Blundering Tony Blair quits as Middle East peace envoy – only Israel will miss him

Blundering Blair quits as Middle East peace envoy – only Israel will miss him

For Arabs – and for Britons who lost their loved ones in his shambolic war in Iraq – his appointment was an insult, says Robert Fisk
Fifa corruption arrests: All hail the Feds for riding to football's rescue

Fifa corruption arrests

All hail the Feds for riding to football's rescue, says Ian Herbert
Isis in Syria: The Kurdish enclave still resisting the tyranny of President Assad and militant fighters

The Kurdish enclave still resisting the tyranny of Assad and Isis

In Syrian Kurdish cantons along the Turkish border, the progressive aims of the 2011 uprising are being enacted despite the war. Patrick Cockburn returns to Amuda
How I survived Cambodia's Killing Fields: Acclaimed surgeon SreyRam Kuy celebrates her mother's determination to escape the US

How I survived Cambodia's Killing Fields

Acclaimed surgeon SreyRam Kuy celebrates her mother's determination to escape to the US
Stephen Mangan interview: From posh buffoon to pregnant dad, the actor has quite a range

How Stephen Mangan got his range

Posh buffoon, hapless writer, pregnant dad - Mangan is certainly a versatile actor
The ZX Spectrum has been crowd-funded back into play - with some 21st-century tweaks

The ZX Spectrum is back

The ZX Spectrum was the original - and for some players, still the best. David Crookes meets the fans who've kept the games' flames lit
Grace of Monaco film panned: even the screenwriter pours scorn on biopic starring Nicole Kidman

Even the screenwriter pours scorn on Grace of Monaco biopic

The critics had a field day after last year's premiere, but the savaging goes on
Menstrual Hygiene Day: The strange ideas people used to believe about periods
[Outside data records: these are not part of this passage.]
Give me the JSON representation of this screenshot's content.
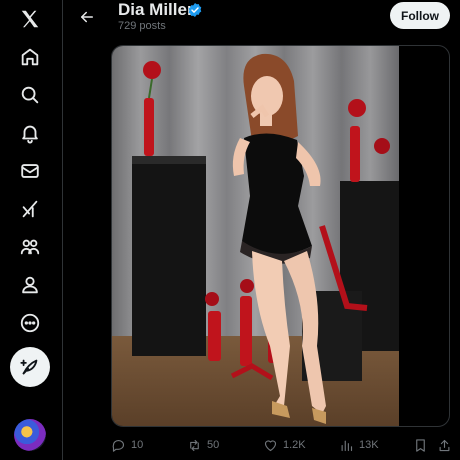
{
  "sidebar": {
    "items": [
      {
        "icon": "x-logo-icon"
      },
      {
        "icon": "home-icon"
      },
      {
        "icon": "search-icon"
      },
      {
        "icon": "notifications-bell-icon"
      },
      {
        "icon": "messages-envelope-icon"
      },
      {
        "icon": "grok-icon"
      },
      {
        "icon": "communities-icon"
      },
      {
        "icon": "profile-icon"
      },
      {
        "icon": "more-icon"
      }
    ],
    "compose_icon": "feather-compose-icon"
  },
  "header": {
    "name": "Dia Miller",
    "posts": "729 posts",
    "follow_label": "Follow"
  },
  "colors": {
    "background": "#000000",
    "text": "#e7e9ea",
    "muted": "#71767b",
    "verified": "#1d9bf0",
    "follow_bg": "#eff3f4"
  },
  "actions": {
    "replies": "10",
    "reposts": "50",
    "likes": "1.2K",
    "views": "13K"
  }
}
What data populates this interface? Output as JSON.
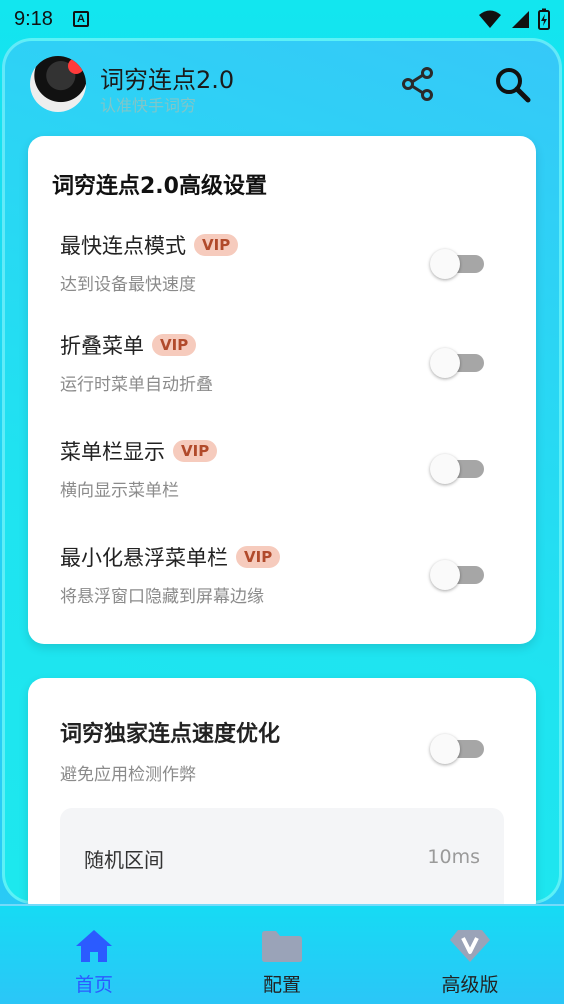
{
  "statusbar": {
    "time": "9:18",
    "badge": "A"
  },
  "header": {
    "title": "词穷连点2.0",
    "subtitle": "认准快手词穷"
  },
  "advanced": {
    "title": "词穷连点2.0高级设置",
    "vip_label": "VIP",
    "items": [
      {
        "name": "最快连点模式",
        "desc": "达到设备最快速度",
        "enabled": false
      },
      {
        "name": "折叠菜单",
        "desc": "运行时菜单自动折叠",
        "enabled": false
      },
      {
        "name": "菜单栏显示",
        "desc": "横向显示菜单栏",
        "enabled": false
      },
      {
        "name": "最小化悬浮菜单栏",
        "desc": "将悬浮窗口隐藏到屏幕边缘",
        "enabled": false
      }
    ]
  },
  "optimization": {
    "title": "词穷独家连点速度优化",
    "desc": "避免应用检测作弊",
    "enabled": false,
    "random_range": {
      "label": "随机区间",
      "value": "10ms"
    }
  },
  "nav": {
    "items": [
      {
        "label": "首页",
        "icon": "home-icon",
        "active": true
      },
      {
        "label": "配置",
        "icon": "folder-icon",
        "active": false
      },
      {
        "label": "高级版",
        "icon": "diamond-v-icon",
        "active": false
      }
    ],
    "colors": {
      "active": "#2b5bff",
      "inactive": "#9aa3b8"
    }
  }
}
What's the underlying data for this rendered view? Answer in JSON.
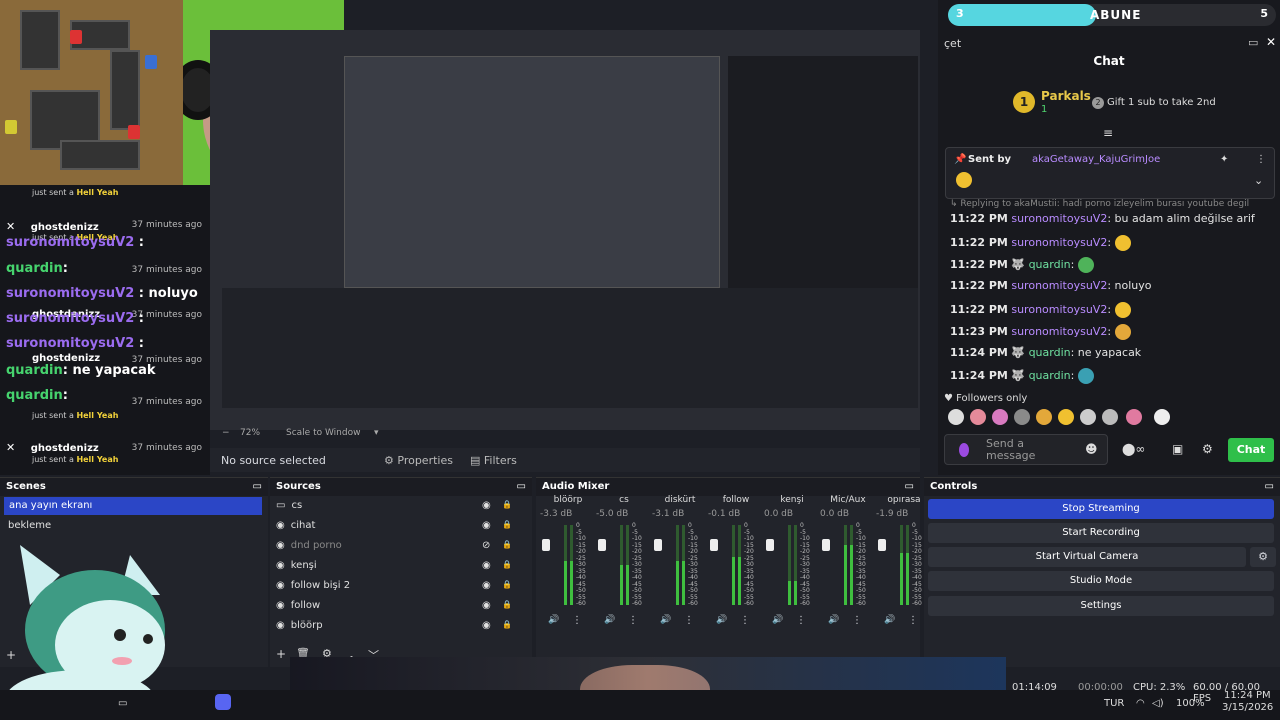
{
  "left_chat": {
    "items": [
      {
        "name": "ghostdenizz",
        "time": "37 minutes ago",
        "sub_prefix": "just sent a",
        "sub_highlight": "Hell Yeah"
      },
      {
        "name": "ghostdenizz",
        "time": "37 minutes ago",
        "sub_prefix": "just sent a",
        "sub_highlight": "Hell Yeah"
      },
      {
        "name": "ghostdenizz",
        "time": "37 minutes ago",
        "sub_prefix": "just sent a",
        "sub_highlight": "Hell Yeah"
      },
      {
        "name": "ghostdenizz",
        "time": "37 minutes ago",
        "sub_prefix": "just sent a",
        "sub_highlight": "Hell Yeah"
      },
      {
        "name": "ghostdenizz",
        "time": "37 minutes ago",
        "sub_prefix": "just sent a",
        "sub_highlight": "Hell Yeah"
      },
      {
        "name": "ghostdenizz",
        "time": "37 minutes ago",
        "sub_prefix": "just sent a",
        "sub_highlight": "Hell Yeah"
      }
    ],
    "big_lines": [
      {
        "user": "suronomitoysuV2",
        "sep": " :",
        "text": ""
      },
      {
        "user": "quardin",
        "sep": ":",
        "text": ""
      },
      {
        "user": "suronomitoysuV2",
        "sep": " :",
        "text": "noluyo"
      },
      {
        "user": "suronomitoysuV2",
        "sep": " :",
        "text": ""
      },
      {
        "user": "suronomitoysuV2",
        "sep": " :",
        "text": ""
      },
      {
        "user": "quardin",
        "sep": ":",
        "text": " ne yapacak"
      },
      {
        "user": "quardin",
        "sep": ":",
        "text": ""
      }
    ]
  },
  "preview": {
    "zoom": "72%",
    "scale_mode": "Scale to Window",
    "no_source": "No source selected",
    "properties_label": "Properties",
    "filters_label": "Filters"
  },
  "right_panel": {
    "progress": {
      "left": "3",
      "label": "ABUNE",
      "right": "5",
      "fraction": 0.45
    },
    "window_title": "çet",
    "chat_title": "Chat",
    "leader": {
      "rank": "1",
      "name": "Parkals",
      "count": "1",
      "goal_rank": "2",
      "goal_text": "Gift 1 sub to take 2nd"
    },
    "pinned": {
      "prefix": "Sent by",
      "user": "akaGetaway_KajuGrimJoe"
    },
    "reply_preview": "Replying to akaMustii: hadi porno izleyelim burası youtube degil",
    "messages": [
      {
        "time": "11:22 PM",
        "user": "suronomitoysuV2",
        "text": ": bu adam alim değilse arif",
        "color": "purple"
      },
      {
        "time": "11:22 PM",
        "user": "suronomitoysuV2",
        "text": ":",
        "color": "purple"
      },
      {
        "time": "11:22 PM",
        "user": "quardin",
        "text": ":",
        "color": "green"
      },
      {
        "time": "11:22 PM",
        "user": "suronomitoysuV2",
        "text": ": noluyo",
        "color": "purple"
      },
      {
        "time": "11:22 PM",
        "user": "suronomitoysuV2",
        "text": ":",
        "color": "purple"
      },
      {
        "time": "11:23 PM",
        "user": "suronomitoysuV2",
        "text": ":",
        "color": "purple"
      },
      {
        "time": "11:24 PM",
        "user": "quardin",
        "text": ": ne yapacak",
        "color": "green"
      },
      {
        "time": "11:24 PM",
        "user": "quardin",
        "text": ":",
        "color": "green"
      }
    ],
    "followers_only": "Followers only",
    "send_placeholder": "Send a message",
    "chat_button": "Chat"
  },
  "scenes": {
    "title": "Scenes",
    "items": [
      "ana yayın ekranı",
      "bekleme"
    ]
  },
  "sources": {
    "title": "Sources",
    "items": [
      "cs",
      "cihat",
      "dnd porno",
      "kenşi",
      "follow bişi 2",
      "follow",
      "blöörp"
    ]
  },
  "mixer": {
    "title": "Audio Mixer",
    "channels": [
      {
        "name": "blöörp",
        "db": "-3.3 dB",
        "level": 0.55
      },
      {
        "name": "cs",
        "db": "-5.0 dB",
        "level": 0.5
      },
      {
        "name": "diskürt",
        "db": "-3.1 dB",
        "level": 0.55
      },
      {
        "name": "follow",
        "db": "-0.1 dB",
        "level": 0.6
      },
      {
        "name": "kenşi",
        "db": "0.0 dB",
        "level": 0.3
      },
      {
        "name": "Mic/Aux",
        "db": "0.0 dB",
        "level": 0.75
      },
      {
        "name": "opırasa",
        "db": "-1.9 dB",
        "level": 0.65
      }
    ],
    "scale": [
      "0",
      "-5",
      "-10",
      "-15",
      "-20",
      "-25",
      "-30",
      "-35",
      "-40",
      "-45",
      "-50",
      "-55",
      "-60"
    ]
  },
  "controls": {
    "title": "Controls",
    "buttons": [
      "Stop Streaming",
      "Start Recording",
      "Start Virtual Camera",
      "Studio Mode",
      "Settings"
    ]
  },
  "statusbar": {
    "live_time": "01:14:09",
    "rec_time": "00:00:00",
    "cpu": "CPU: 2.3%",
    "fps": "60.00 / 60.00 FPS",
    "lang": "TUR",
    "battery": "100%",
    "clock": "11:24 PM",
    "date": "3/15/2026"
  },
  "colors": {
    "accent_blue": "#2b46c6",
    "chat_green": "#2fbf4a",
    "progress_cyan": "#56d6e0",
    "username_purple": "#b98cff"
  }
}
Menstrual Hygiene Day: The strange ideas people once had about periods

If one was missed, vomiting blood was seen as a viable alternative
The best work perks: From free travel cards to making dreams come true (really)

The quirks of work perks

From free travel cards to making dreams come true (really)
Is bridge the latest twee pastime to get hip?

Is bridge becoming hip?

The number of young players has trebled in the past year. Gillian Orr discovers if this old game has new tricks
Long author-lists on research papers are threatening the academic work system

The rise of 'hyperauthorship'

Now that academic papers are written by thousands (yes, thousands) of contributors, it's getting hard to tell workers from shirkers
The rise of Lego Clubs: How toys are helping children struggling with social interaction to build better relationships

The rise of Lego Clubs

How toys are helping children struggling with social interaction to build better relationships